Ben Sanderson (Nicholas Cage) is an alcoholic who has nothing left to live for but the very booze that seems to be the only happiness he can find. His friends want nothing to do with him and women are disgusted by him. After being let go from his job, Ben burns all of his possessions and moves to Las Vegas, where his only plan is to drink himself to death. In a short amount of time he meets Sera (Elisabeth Shue), a lonely hooker who has been through it all. An unexpected bond is formed between the two and love falls upon them that can only end in tragedy.
Boy, was this a hard movie to watch, but it was so well-done and executed. You are able to sympathize with both Ben and Sera, despite the paths they have chosen. Nicholas Cage was amazing and brilliant. No wonder why he won an Academy Award for his performance. You really buy into the fact that he is this sad character who wants nothing more but to destroy himself by the only thing that can bring him some sense of false happiness. Shue is also terrific in her role and should be applauded as well. The two are explosive as a team and can really bring the house down.
"Leaving Las Vegas" is drama at its best. It's heartbreaking, but at the same time is satisfying. It's emotionally charged from start to finish. The writing is poetic, the acting is electric, and the directing is fantastic. Be warned, this is not a "feel-good" movie. It's a portrait of harsh reality and it doesn't go easy on you for a second. If you want a powerhouse drama that will keep you emotionally involved, this is the one for you. A terrific and amazing film on every front.
Nicholas Cage gives a haunting performance as Ben Sanderson, a man who has lost everything and come to Las Vegas to drink himself to death. On his way down he meets a prostitute named Sera and in their spiraling despair they discover love. One of the most poignant moments in the film comes when Cage is on the streets of Las Vegas seeking human contact and can’t remember whether he lost everything because of his drinking or started drinking because he lost everything. Cage’s performance rings absolutely true and deservedly won him the Oscar. He shows with great tenderness the sad realism of being an alcoholic.
Matching Cage scene for scene is Elizabeth Shue in a brilliantly realized role that should have won an Oscar.
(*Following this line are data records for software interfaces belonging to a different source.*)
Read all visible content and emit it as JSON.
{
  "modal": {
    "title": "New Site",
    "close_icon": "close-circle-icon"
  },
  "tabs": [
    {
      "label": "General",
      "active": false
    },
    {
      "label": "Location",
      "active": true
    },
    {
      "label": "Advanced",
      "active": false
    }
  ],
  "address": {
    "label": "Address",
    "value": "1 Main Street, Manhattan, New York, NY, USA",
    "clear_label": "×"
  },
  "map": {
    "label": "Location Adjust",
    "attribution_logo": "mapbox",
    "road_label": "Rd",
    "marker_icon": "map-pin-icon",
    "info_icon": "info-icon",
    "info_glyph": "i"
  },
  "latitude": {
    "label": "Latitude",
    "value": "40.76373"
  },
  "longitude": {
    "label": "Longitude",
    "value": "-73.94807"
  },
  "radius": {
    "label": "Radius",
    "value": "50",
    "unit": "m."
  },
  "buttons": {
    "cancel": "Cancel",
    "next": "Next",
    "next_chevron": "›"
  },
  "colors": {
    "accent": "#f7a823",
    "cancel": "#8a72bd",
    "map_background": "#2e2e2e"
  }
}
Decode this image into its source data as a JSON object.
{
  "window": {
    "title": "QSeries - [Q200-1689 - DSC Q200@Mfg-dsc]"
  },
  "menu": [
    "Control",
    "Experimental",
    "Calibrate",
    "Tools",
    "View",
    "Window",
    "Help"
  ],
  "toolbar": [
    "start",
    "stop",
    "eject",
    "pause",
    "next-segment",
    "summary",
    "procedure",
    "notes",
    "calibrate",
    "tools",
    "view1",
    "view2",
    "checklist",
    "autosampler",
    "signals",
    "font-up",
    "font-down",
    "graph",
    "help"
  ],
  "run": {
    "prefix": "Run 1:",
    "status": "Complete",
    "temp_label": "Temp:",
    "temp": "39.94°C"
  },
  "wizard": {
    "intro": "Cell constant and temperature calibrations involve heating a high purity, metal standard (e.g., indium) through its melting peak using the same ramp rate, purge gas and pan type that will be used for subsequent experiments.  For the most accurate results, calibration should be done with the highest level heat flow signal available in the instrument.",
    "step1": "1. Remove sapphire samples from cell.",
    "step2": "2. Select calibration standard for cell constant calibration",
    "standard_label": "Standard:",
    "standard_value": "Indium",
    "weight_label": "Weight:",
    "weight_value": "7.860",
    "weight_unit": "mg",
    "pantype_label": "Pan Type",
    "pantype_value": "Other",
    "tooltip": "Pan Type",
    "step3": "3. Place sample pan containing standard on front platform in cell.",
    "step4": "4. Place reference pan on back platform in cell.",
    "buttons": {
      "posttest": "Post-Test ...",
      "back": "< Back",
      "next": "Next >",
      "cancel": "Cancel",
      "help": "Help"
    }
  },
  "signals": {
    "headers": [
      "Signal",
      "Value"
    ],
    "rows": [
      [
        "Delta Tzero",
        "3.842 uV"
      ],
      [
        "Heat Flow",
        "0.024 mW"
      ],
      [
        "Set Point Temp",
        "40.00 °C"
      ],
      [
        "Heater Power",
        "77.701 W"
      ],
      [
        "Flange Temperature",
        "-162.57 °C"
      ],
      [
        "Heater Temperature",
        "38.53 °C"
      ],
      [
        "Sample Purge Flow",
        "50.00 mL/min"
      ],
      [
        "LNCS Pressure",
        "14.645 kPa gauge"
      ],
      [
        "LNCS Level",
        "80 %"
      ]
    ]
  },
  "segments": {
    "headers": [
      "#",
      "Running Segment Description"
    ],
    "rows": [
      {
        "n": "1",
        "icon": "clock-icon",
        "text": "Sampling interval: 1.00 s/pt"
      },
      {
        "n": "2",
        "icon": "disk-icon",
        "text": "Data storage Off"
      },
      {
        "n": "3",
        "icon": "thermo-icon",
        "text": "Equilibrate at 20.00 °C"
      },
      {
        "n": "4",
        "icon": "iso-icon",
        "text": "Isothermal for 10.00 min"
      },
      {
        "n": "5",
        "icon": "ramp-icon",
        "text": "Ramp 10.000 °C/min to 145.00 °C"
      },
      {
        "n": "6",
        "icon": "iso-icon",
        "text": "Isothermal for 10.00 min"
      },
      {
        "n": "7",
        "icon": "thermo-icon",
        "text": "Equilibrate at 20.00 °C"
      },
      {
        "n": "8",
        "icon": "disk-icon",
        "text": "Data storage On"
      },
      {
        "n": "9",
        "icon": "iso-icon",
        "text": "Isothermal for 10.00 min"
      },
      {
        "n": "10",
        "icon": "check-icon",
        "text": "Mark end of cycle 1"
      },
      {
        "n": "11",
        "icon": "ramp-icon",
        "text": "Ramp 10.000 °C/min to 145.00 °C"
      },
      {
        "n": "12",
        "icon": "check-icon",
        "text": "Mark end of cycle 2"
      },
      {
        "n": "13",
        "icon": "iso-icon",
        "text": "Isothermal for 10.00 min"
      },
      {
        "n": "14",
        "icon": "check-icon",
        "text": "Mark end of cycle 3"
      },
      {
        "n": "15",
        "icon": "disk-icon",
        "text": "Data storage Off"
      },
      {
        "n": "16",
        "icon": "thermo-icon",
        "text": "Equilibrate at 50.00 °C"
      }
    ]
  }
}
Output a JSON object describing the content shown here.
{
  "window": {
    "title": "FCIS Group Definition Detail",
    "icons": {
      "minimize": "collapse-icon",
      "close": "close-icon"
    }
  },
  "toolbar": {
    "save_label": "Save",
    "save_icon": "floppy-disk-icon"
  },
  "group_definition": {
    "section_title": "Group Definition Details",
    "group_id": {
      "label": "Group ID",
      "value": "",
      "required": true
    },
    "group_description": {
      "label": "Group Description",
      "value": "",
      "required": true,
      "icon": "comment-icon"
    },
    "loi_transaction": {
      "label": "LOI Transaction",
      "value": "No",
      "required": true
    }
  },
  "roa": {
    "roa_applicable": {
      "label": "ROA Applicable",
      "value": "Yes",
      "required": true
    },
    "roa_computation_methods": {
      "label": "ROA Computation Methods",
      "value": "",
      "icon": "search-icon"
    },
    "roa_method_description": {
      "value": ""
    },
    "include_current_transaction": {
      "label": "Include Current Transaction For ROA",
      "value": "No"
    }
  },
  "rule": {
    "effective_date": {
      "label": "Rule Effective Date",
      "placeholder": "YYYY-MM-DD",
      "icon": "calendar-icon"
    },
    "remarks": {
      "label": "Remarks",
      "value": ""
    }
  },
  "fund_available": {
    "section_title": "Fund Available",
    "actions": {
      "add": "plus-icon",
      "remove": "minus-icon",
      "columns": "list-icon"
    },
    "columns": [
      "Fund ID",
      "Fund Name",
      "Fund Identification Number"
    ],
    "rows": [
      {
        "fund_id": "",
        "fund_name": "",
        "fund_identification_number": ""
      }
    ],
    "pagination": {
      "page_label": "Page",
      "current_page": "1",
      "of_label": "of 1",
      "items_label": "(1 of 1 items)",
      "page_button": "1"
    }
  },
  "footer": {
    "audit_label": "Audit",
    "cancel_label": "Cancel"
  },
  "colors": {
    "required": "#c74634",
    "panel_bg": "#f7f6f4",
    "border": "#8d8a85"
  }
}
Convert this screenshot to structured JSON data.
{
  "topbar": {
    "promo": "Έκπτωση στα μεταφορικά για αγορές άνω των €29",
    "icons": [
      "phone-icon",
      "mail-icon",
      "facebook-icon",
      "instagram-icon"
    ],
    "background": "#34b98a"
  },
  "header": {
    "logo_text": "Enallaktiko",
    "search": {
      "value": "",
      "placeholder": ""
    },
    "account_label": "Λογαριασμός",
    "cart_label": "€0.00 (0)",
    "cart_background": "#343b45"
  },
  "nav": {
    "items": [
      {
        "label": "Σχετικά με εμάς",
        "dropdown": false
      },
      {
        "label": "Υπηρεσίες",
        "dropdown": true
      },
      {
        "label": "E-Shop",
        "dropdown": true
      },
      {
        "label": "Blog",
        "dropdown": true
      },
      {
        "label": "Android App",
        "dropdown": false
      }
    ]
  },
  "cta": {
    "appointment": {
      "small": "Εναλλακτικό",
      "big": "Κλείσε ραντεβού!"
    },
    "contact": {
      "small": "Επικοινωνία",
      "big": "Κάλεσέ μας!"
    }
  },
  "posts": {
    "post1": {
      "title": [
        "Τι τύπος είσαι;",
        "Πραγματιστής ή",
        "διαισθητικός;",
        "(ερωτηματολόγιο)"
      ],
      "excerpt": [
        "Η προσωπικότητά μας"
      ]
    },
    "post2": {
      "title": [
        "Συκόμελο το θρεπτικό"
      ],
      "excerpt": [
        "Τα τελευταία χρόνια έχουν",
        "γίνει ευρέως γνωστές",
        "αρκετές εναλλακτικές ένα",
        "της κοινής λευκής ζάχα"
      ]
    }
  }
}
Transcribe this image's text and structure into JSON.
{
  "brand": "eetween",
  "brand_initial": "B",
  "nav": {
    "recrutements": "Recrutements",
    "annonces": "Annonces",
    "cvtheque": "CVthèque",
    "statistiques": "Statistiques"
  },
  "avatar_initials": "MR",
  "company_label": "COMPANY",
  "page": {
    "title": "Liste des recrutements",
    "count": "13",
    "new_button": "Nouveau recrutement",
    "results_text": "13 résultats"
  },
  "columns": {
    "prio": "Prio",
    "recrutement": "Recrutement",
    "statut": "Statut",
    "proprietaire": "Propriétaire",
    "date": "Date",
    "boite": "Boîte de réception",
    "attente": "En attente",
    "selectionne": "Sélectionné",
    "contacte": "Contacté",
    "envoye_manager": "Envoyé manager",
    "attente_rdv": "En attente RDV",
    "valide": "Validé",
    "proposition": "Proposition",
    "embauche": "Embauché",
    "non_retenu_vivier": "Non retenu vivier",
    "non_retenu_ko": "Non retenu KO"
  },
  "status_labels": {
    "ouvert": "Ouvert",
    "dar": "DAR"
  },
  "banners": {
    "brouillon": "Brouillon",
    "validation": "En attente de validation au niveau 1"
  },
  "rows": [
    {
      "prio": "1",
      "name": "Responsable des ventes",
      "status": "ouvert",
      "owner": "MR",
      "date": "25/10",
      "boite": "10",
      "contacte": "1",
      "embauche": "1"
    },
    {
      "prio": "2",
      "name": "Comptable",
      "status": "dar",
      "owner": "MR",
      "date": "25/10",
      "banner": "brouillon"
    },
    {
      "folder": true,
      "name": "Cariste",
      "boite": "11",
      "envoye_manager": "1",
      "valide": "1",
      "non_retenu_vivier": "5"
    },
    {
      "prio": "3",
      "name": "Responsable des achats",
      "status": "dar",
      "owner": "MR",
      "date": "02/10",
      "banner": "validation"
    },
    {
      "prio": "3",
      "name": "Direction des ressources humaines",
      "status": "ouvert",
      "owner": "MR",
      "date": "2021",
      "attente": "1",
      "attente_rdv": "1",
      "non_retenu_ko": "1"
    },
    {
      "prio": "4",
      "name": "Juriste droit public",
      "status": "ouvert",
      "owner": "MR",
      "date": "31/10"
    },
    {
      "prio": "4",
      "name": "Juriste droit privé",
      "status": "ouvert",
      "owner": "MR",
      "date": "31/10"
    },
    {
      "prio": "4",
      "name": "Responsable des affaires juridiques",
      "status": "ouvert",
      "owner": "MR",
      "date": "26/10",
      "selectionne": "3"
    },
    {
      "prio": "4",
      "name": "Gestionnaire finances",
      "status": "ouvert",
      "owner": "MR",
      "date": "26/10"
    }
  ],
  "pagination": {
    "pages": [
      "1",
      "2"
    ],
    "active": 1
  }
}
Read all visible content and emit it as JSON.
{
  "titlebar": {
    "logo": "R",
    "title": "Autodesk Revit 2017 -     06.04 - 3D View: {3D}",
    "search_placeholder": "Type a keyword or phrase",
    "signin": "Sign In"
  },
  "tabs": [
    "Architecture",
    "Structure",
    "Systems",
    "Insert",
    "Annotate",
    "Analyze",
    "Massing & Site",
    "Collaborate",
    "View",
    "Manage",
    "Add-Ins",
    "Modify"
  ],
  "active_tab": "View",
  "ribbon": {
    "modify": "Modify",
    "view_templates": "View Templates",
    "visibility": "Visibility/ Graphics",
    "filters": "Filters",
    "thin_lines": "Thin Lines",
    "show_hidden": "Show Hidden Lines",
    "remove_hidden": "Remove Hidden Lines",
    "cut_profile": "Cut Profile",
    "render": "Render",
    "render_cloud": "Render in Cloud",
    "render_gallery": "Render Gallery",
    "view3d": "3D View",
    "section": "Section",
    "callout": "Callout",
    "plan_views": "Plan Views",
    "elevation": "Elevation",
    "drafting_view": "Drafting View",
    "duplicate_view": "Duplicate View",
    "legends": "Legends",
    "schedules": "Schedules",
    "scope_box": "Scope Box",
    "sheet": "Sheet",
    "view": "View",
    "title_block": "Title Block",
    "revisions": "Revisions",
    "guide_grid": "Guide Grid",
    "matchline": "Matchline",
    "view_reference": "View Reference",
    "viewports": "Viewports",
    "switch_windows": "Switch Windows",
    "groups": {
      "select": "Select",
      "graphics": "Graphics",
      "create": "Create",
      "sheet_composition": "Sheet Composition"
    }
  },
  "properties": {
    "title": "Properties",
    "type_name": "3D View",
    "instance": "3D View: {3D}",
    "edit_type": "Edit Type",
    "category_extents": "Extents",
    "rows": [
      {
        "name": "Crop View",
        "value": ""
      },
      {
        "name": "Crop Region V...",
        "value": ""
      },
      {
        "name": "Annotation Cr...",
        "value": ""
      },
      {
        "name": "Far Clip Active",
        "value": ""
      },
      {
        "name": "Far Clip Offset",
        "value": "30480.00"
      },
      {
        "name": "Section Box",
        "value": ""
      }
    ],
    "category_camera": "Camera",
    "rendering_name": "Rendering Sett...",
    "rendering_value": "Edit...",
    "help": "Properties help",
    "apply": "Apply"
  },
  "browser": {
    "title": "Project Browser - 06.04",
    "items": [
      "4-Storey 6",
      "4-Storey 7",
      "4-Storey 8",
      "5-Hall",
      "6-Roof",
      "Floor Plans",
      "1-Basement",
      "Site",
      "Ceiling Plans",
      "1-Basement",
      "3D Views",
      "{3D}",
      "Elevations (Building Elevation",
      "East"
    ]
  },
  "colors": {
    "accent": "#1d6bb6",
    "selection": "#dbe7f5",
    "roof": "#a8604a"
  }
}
As this working girl begins to care about Ben she discovers she is not dead inside, like some, and can still love. But when Ben finally pushes her away in order to save her she realizes that if she lets him, she may very well lose this power to love and her connection to being human. Going back, however, may be more than her heart can bare.
Figgis has made a mesmerizing film of almost overwhelming sadness. This is not a ‘feel good’ movie by any stretch of the imagination. There is both truth and poetry here though for those who know this life. Ben and Sera are like two roses; one withering at the onset of its last winter and the other finding an unexpected bud on a long dormant vine.
An incredible sountrack with artist like Michael MacDonald and Sting is used to set the tone for this wonderful but difficult to watch film. Anyone who has ever been devastated by a loss and known a Sera will be moved by this heartbreaking journey into loneliness and despair. Though brilliant, its appeal may be limited and it is easy to understand why some are not as enthusiastic about it.
But for those who have even seen or experienced a glimmer of this side of life and been shown the comforting tenderness of love on the way down, the final moments of this film will be almost painful to watch and deeply affecting. Figgis has made a masterpiece for all those who have walked away before the night swallowed them up completely and they were lost forever.
This is the film that Nic Cage was born to make. It is his best performance by a mile. Unfortunately it makes watching pretty much everything else he has done frustrating as he has never hit these heights again.
The bleak premise of the film, a broken man drinking himself to death in the company of a hooker whose pimp has been killed, could put some people off. Don't be one of them, this film has a rare beauty and emotional depth.
If you want to see a love story that isn't saccharine, cliched guff then this is it.